» **Task goal**
Among the entries below, count the lines where the string "Salvador" occurs, and give only the number.

[Supplied entries — start]

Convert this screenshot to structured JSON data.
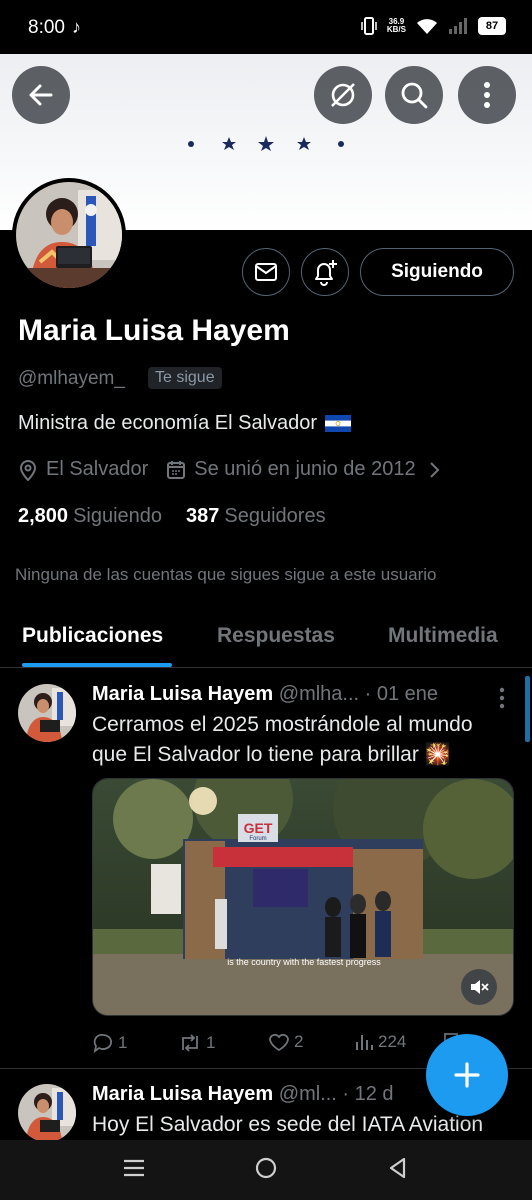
{
  "status_bar": {
    "time": "8:00",
    "tiktok_icon": "♪",
    "net_speed_value": "36.9",
    "net_speed_unit": "KB/S",
    "battery": "87"
  },
  "profile": {
    "name": "Maria Luisa Hayem",
    "handle": "@mlhayem_",
    "follows_you": "Te sigue",
    "bio": "Ministra de economía El Salvador",
    "location": "El Salvador",
    "joined": "Se unió en junio de 2012",
    "following_count": "2,800",
    "following_label": "Siguiendo",
    "followers_count": "387",
    "followers_label": "Seguidores",
    "mutual_note": "Ninguna de las cuentas que sigues sigue a este usuario",
    "follow_button": "Siguiendo"
  },
  "tabs": [
    {
      "label": "Publicaciones",
      "active": true
    },
    {
      "label": "Respuestas",
      "active": false
    },
    {
      "label": "Multimedia",
      "active": false
    }
  ],
  "tweets": [
    {
      "name": "Maria Luisa Hayem",
      "handle": "@mlha...",
      "date": "· 01 ene",
      "text_line1": "Cerramos el 2025 mostrándole al mundo",
      "text_line2": "que El Salvador lo tiene para brillar",
      "emoji": "🎇",
      "video_sign": "GET",
      "video_sign_sub": "Forum",
      "video_caption": "is the country with the fastest progress",
      "replies": "1",
      "reposts": "1",
      "likes": "2",
      "views": "224"
    },
    {
      "name": "Maria Luisa Hayem",
      "handle": "@ml...",
      "date": "· 12 d",
      "text_line1": "Hoy El Salvador es sede del IATA Aviation"
    }
  ],
  "colors": {
    "accent": "#1d9bf0",
    "background": "#000000",
    "secondary_text": "#71767b",
    "flag_blue": "#0f47af"
  }
}
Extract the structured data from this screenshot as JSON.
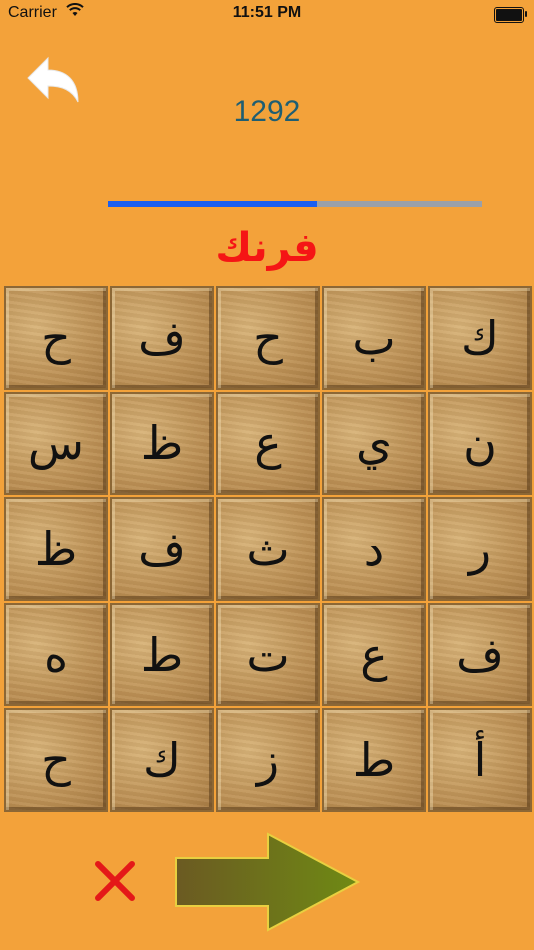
{
  "status_bar": {
    "carrier": "Carrier",
    "time": "11:51 PM"
  },
  "header": {
    "score": "1292",
    "progress_fraction": 0.56
  },
  "target_word": "فرنك",
  "grid": {
    "rows": [
      [
        "ح",
        "ف",
        "ح",
        "ب",
        "ك"
      ],
      [
        "س",
        "ظ",
        "ع",
        "ي",
        "ن"
      ],
      [
        "ظ",
        "ف",
        "ث",
        "د",
        "ر"
      ],
      [
        "ه",
        "ط",
        "ت",
        "ع",
        "ف"
      ],
      [
        "ح",
        "ك",
        "ز",
        "ط",
        "أ"
      ]
    ]
  },
  "icons": {
    "back": "back-arrow-icon",
    "clear": "close-icon",
    "next": "next-arrow-icon",
    "wifi": "wifi-icon",
    "battery": "battery-icon"
  },
  "colors": {
    "background": "#f3a23a",
    "score": "#1f5e72",
    "word": "#f51515",
    "progress_fill": "#1a5ff0",
    "progress_track": "#9aa0a8",
    "close": "#e41818",
    "arrow_fill": "#6f7d1c"
  }
}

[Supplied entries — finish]

» **Output below**
4